(How to complete this task): State how many lines in the records below contain the word "Dangerous". Nothing else is needed.

App and web page records
___

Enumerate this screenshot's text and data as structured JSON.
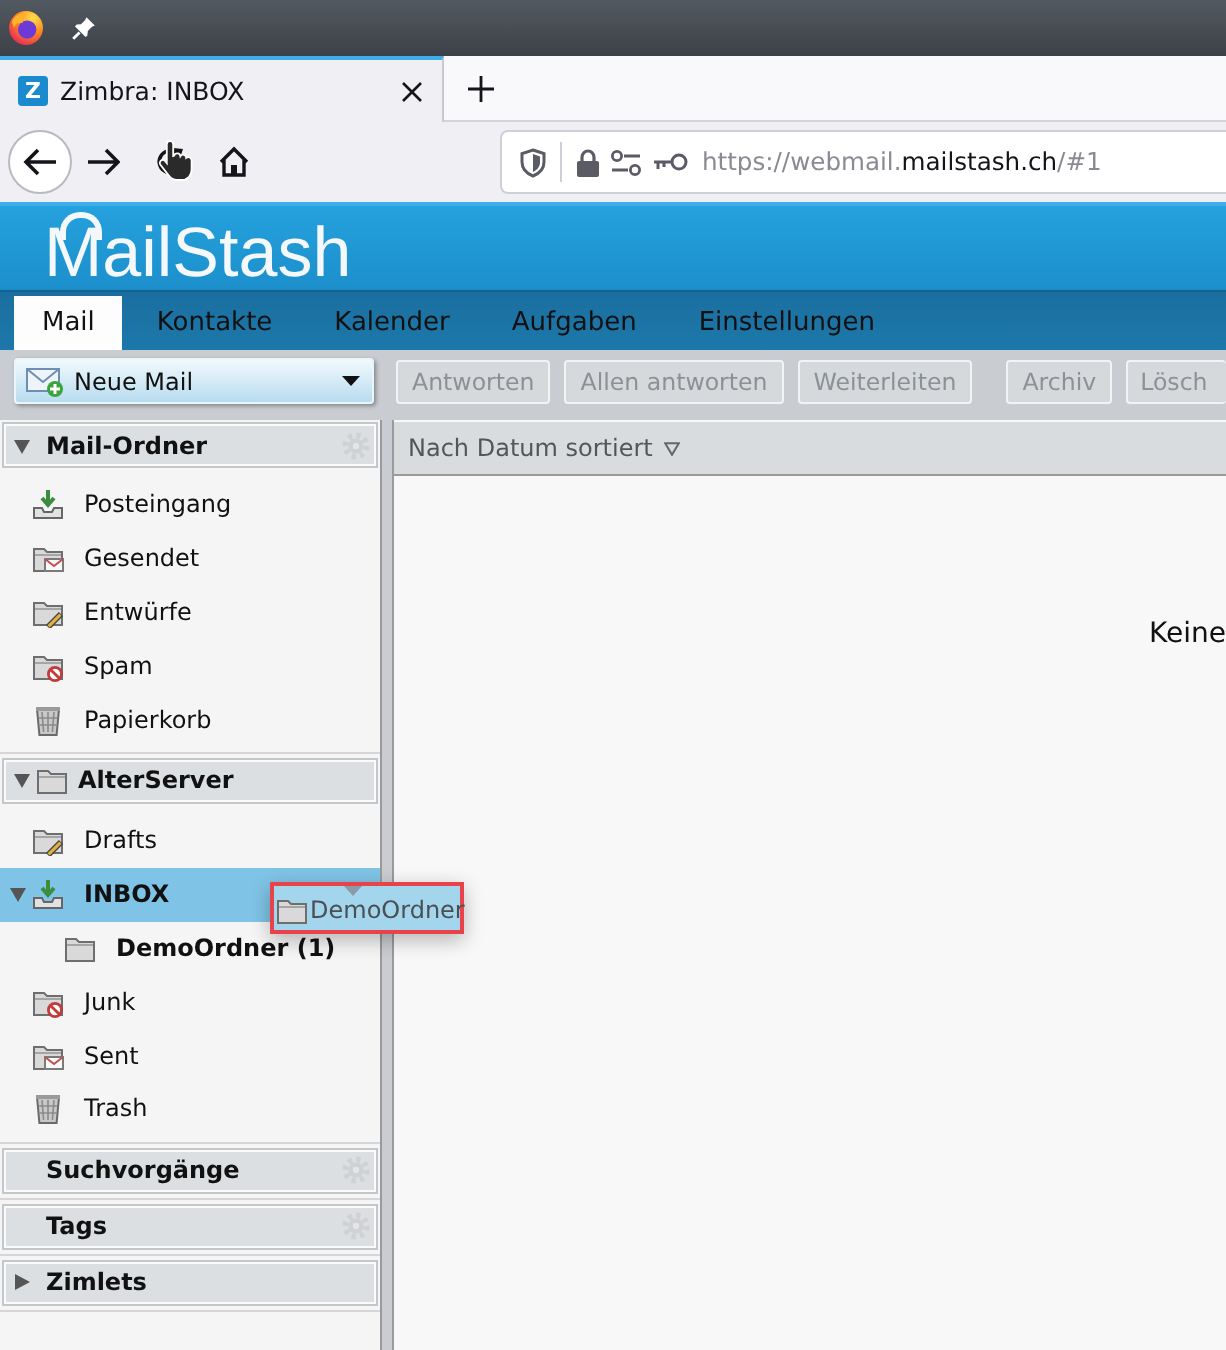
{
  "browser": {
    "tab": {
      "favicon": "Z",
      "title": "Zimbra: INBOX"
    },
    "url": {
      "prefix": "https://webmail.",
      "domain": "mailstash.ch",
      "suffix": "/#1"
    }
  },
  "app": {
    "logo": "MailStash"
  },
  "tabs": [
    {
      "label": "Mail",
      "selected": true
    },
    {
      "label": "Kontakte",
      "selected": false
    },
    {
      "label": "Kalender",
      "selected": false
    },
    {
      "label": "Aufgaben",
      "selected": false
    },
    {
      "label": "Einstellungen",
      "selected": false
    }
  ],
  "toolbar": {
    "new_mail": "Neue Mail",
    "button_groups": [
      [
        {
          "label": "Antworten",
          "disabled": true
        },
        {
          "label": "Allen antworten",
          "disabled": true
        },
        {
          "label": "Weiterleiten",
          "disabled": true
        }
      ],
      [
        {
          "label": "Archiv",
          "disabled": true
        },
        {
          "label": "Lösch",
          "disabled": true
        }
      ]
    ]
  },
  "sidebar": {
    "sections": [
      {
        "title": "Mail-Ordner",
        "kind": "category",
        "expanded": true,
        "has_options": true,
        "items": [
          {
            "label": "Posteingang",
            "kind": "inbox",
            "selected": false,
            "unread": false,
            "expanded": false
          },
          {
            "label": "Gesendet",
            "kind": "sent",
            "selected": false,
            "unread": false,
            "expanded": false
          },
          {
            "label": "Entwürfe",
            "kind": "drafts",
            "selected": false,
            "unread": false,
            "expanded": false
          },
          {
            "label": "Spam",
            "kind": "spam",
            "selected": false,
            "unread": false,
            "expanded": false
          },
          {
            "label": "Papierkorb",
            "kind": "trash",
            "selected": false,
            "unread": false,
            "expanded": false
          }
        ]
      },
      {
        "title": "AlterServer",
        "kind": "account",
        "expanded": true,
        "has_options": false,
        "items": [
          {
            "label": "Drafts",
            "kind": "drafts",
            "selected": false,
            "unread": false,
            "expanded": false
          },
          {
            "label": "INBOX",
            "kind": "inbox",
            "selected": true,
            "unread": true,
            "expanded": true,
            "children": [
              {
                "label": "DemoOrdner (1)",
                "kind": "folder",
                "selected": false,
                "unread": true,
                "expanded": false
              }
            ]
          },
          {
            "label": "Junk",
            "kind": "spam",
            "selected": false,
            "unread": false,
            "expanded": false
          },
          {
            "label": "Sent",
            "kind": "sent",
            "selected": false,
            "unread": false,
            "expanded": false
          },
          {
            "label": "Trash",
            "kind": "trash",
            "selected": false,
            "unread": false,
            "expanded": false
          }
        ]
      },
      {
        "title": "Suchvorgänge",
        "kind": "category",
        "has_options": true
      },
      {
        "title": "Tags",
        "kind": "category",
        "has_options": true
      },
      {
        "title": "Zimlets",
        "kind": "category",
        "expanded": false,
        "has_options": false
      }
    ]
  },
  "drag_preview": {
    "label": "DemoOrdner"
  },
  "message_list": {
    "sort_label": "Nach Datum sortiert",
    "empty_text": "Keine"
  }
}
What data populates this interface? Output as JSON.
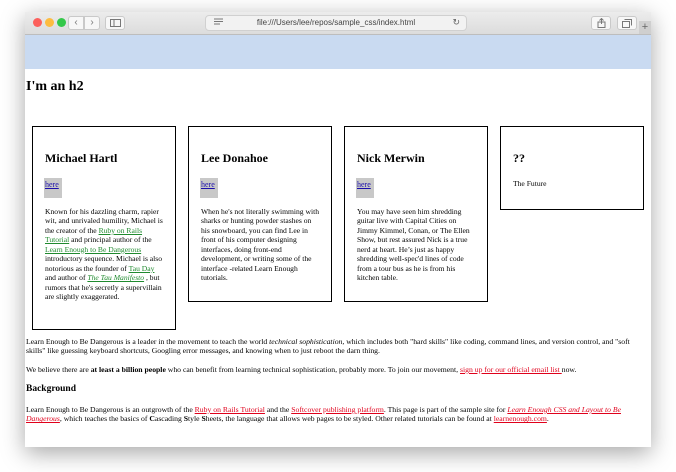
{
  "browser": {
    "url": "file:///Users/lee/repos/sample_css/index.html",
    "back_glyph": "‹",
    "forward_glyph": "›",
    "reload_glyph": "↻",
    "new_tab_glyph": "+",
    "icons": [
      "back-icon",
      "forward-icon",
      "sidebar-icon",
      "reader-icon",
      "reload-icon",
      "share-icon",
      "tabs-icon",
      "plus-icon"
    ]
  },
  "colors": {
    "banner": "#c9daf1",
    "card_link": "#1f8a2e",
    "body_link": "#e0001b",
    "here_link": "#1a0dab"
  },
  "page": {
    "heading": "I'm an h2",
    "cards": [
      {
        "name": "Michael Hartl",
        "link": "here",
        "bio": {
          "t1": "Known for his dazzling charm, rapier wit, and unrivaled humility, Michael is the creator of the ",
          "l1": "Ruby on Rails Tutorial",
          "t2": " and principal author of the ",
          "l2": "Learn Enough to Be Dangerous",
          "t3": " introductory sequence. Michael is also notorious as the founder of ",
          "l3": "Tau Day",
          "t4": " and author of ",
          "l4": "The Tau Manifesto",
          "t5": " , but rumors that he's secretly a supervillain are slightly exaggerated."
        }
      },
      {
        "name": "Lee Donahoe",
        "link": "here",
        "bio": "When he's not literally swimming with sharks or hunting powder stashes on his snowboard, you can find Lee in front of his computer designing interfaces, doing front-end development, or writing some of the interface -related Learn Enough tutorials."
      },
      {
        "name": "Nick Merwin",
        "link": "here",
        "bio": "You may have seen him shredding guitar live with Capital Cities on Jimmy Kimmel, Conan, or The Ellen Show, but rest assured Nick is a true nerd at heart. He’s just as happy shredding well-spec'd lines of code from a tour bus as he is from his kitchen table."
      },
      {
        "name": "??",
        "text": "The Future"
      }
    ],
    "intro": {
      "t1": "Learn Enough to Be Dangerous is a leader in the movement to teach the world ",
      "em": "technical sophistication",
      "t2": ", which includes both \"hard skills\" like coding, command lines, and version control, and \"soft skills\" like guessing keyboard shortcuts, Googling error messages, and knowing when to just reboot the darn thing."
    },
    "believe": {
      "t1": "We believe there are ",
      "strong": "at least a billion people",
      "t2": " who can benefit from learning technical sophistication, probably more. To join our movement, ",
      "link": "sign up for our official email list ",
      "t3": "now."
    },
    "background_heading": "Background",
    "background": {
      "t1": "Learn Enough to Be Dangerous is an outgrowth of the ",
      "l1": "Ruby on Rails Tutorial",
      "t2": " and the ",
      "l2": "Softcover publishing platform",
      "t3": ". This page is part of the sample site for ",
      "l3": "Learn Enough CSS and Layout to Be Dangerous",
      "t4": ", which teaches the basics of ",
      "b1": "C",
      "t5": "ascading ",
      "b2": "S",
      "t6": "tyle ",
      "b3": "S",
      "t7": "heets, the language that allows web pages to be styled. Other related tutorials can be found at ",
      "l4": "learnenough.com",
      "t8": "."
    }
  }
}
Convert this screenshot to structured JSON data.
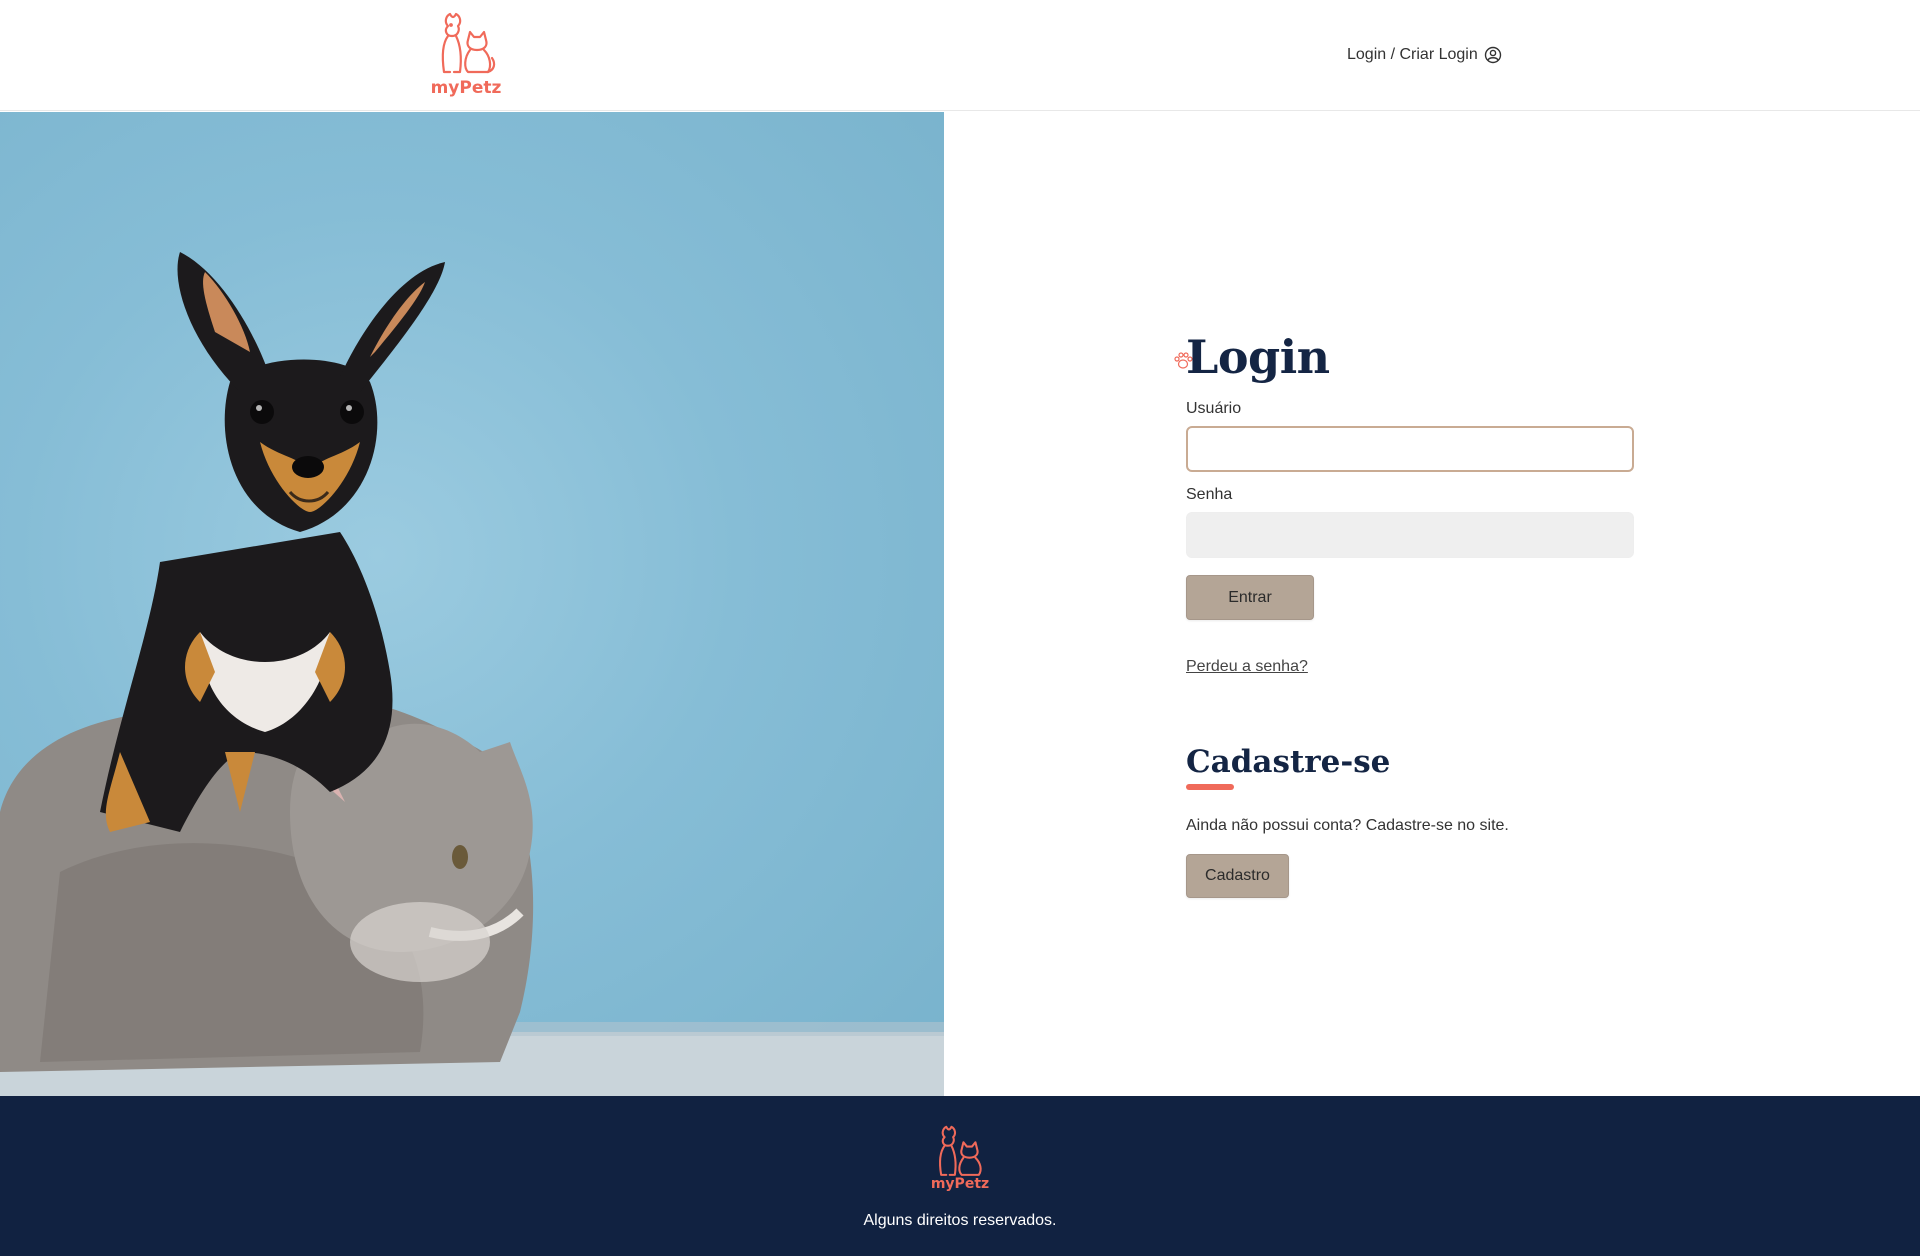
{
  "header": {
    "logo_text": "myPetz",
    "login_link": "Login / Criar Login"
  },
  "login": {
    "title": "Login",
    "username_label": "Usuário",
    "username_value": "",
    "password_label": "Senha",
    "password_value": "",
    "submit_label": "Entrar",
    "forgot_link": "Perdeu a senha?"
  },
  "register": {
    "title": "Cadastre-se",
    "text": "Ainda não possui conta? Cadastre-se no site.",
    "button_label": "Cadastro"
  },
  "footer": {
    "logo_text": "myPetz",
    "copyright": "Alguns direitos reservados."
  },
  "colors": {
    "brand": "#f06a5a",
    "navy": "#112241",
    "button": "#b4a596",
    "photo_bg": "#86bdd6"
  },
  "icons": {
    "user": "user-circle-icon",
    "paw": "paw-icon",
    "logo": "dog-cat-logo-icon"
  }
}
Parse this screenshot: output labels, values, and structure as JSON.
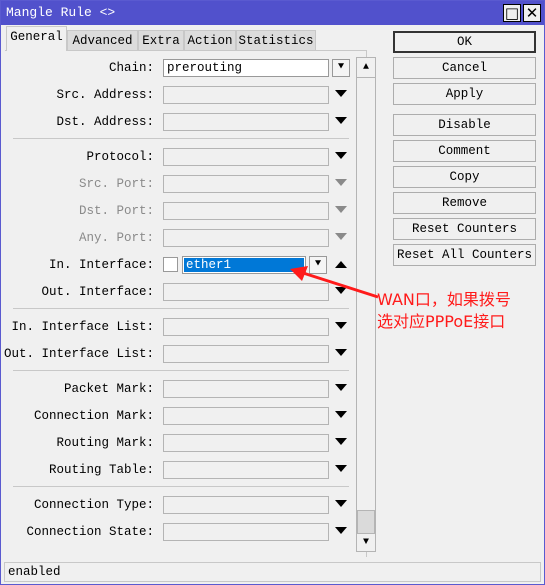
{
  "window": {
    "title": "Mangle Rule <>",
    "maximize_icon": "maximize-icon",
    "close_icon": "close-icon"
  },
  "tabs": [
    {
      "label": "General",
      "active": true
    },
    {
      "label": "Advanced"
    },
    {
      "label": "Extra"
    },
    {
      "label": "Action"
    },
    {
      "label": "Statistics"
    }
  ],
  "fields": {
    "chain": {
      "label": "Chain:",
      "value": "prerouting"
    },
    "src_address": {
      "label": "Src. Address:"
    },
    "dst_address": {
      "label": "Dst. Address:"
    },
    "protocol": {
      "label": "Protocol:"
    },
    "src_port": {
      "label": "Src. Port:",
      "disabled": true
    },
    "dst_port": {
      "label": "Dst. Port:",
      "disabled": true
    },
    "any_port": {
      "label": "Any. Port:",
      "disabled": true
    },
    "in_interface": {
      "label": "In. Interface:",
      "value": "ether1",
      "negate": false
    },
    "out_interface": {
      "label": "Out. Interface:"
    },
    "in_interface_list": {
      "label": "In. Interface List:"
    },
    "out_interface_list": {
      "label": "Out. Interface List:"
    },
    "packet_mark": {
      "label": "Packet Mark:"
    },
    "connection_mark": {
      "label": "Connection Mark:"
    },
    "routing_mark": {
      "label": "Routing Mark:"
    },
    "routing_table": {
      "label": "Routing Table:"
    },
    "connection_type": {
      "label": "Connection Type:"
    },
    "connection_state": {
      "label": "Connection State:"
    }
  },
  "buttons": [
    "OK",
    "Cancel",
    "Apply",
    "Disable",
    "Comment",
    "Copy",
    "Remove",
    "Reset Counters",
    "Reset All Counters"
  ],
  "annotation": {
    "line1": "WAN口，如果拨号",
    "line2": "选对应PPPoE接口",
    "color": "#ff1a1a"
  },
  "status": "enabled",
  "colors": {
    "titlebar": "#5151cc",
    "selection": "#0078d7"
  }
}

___

(Task response): 4